▶ Brief: In the records below, find each line containing the word "blob" and copy it.

*** Data for processing ***

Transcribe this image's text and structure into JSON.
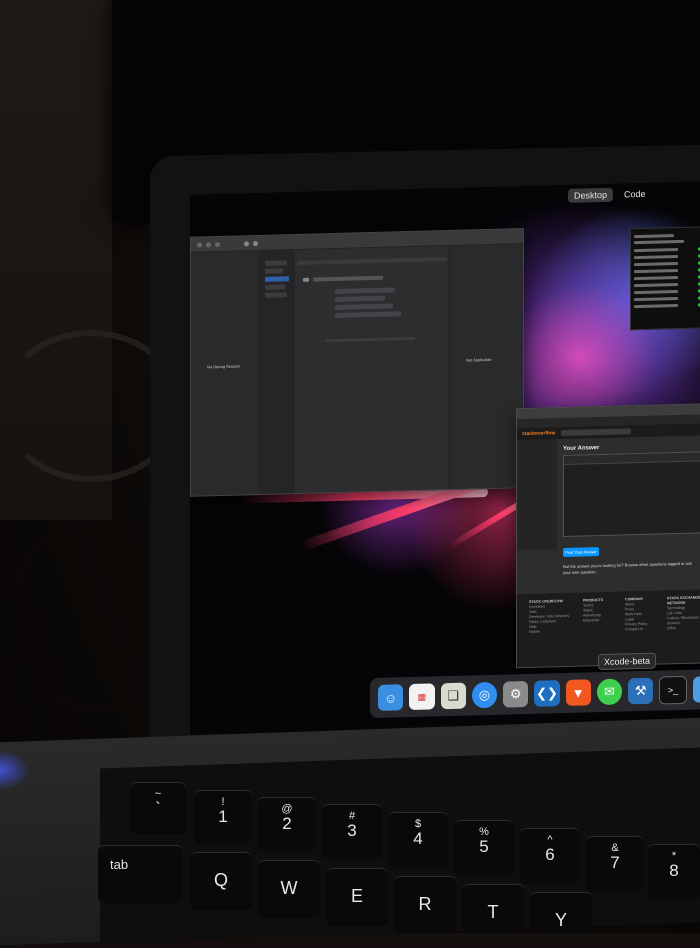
{
  "scene": "Photo of a MacBook in a dark room showing macOS desktop",
  "menubar": {
    "segments": [
      {
        "label": "Desktop",
        "active": true
      },
      {
        "label": "Code",
        "active": false
      }
    ]
  },
  "xcode": {
    "left_pane_text": "No Debug Session",
    "right_pane_text": "Not Applicable"
  },
  "browser": {
    "site_logo": "stackoverflow",
    "answer_heading": "Your Answer",
    "post_button_label": "Post Your Answer",
    "note": "Not the answer you're looking for? Browse other questions tagged or ask your own question.",
    "footer_columns": [
      {
        "title": "STACK OVERFLOW",
        "items": [
          "Questions",
          "Jobs",
          "Developer Jobs Directory",
          "Salary Calculator",
          "Help",
          "Mobile"
        ]
      },
      {
        "title": "PRODUCTS",
        "items": [
          "Teams",
          "Talent",
          "Advertising",
          "Enterprise"
        ]
      },
      {
        "title": "COMPANY",
        "items": [
          "About",
          "Press",
          "Work Here",
          "Legal",
          "Privacy Policy",
          "Contact Us"
        ]
      },
      {
        "title": "STACK EXCHANGE NETWORK",
        "items": [
          "Technology",
          "Life / Arts",
          "Culture / Recreation",
          "Science",
          "Other"
        ]
      }
    ]
  },
  "dock": {
    "tooltip": "Xcode-beta",
    "icons": [
      "finder-icon",
      "calendar-icon",
      "preview-icon",
      "safari-icon",
      "system-preferences-icon",
      "vscode-icon",
      "brave-icon",
      "messages-icon",
      "xcode-icon",
      "terminal-icon",
      "simulator-icon"
    ]
  },
  "keyboard": {
    "number_row": [
      {
        "top": "~",
        "bot": "`"
      },
      {
        "top": "!",
        "bot": "1"
      },
      {
        "top": "@",
        "bot": "2"
      },
      {
        "top": "#",
        "bot": "3"
      },
      {
        "top": "$",
        "bot": "4"
      },
      {
        "top": "%",
        "bot": "5"
      },
      {
        "top": "^",
        "bot": "6"
      },
      {
        "top": "&",
        "bot": "7"
      },
      {
        "top": "*",
        "bot": "8"
      }
    ],
    "tab_label": "tab",
    "letter_row": [
      "Q",
      "W",
      "E",
      "R",
      "T",
      "Y"
    ]
  }
}
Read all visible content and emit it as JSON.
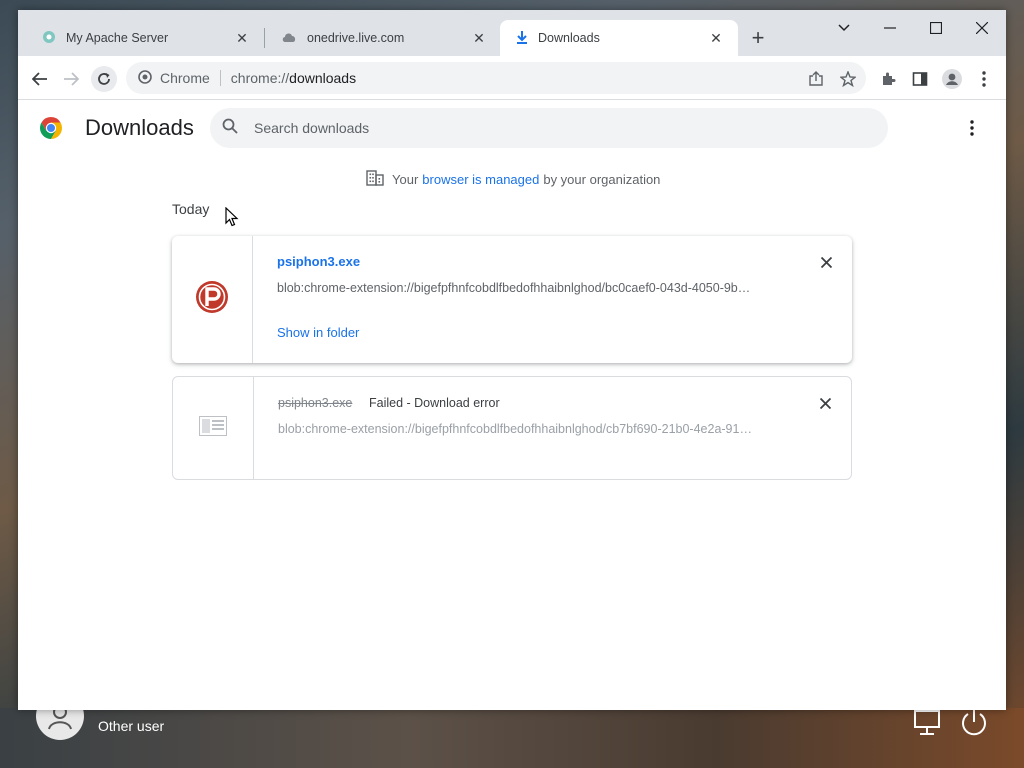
{
  "tabs": [
    {
      "title": "My Apache Server",
      "icon": "globe-icon",
      "active": false
    },
    {
      "title": "onedrive.live.com",
      "icon": "cloud-icon",
      "active": false
    },
    {
      "title": "Downloads",
      "icon": "download-icon",
      "active": true
    }
  ],
  "omnibox": {
    "site_label": "Chrome",
    "url_scheme": "chrome://",
    "url_host": "downloads"
  },
  "page": {
    "title": "Downloads",
    "search_placeholder": "Search downloads"
  },
  "managed": {
    "prefix": "Your",
    "link": "browser is managed",
    "suffix": "by your organization"
  },
  "section": "Today",
  "downloads": [
    {
      "file": "psiphon3.exe",
      "url": "blob:chrome-extension://bigefpfhnfcobdlfbedofhhaibnlghod/bc0caef0-043d-4050-9b…",
      "action": "Show in folder",
      "icon": "psiphon-icon"
    },
    {
      "file": "psiphon3.exe",
      "status": "Failed - Download error",
      "url": "blob:chrome-extension://bigefpfhnfcobdlfbedofhhaibnlghod/cb7bf690-21b0-4e2a-91…",
      "icon": "file-icon"
    }
  ],
  "desktop": {
    "user_name": "Other user"
  },
  "colors": {
    "accent": "#1a73e8",
    "tabstrip": "#dfe3e8",
    "psiphon": "#c0392b"
  }
}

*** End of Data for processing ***

▶ Expected answer:
      "url": "blob:chrome-extension://bigefpfhnfcobdlfbedofhhaibnlghod/bc0caef0-043d-4050-9b…",
      "url": "blob:chrome-extension://bigefpfhnfcobdlfbedofhhaibnlghod/cb7bf690-21b0-4e2a-91…",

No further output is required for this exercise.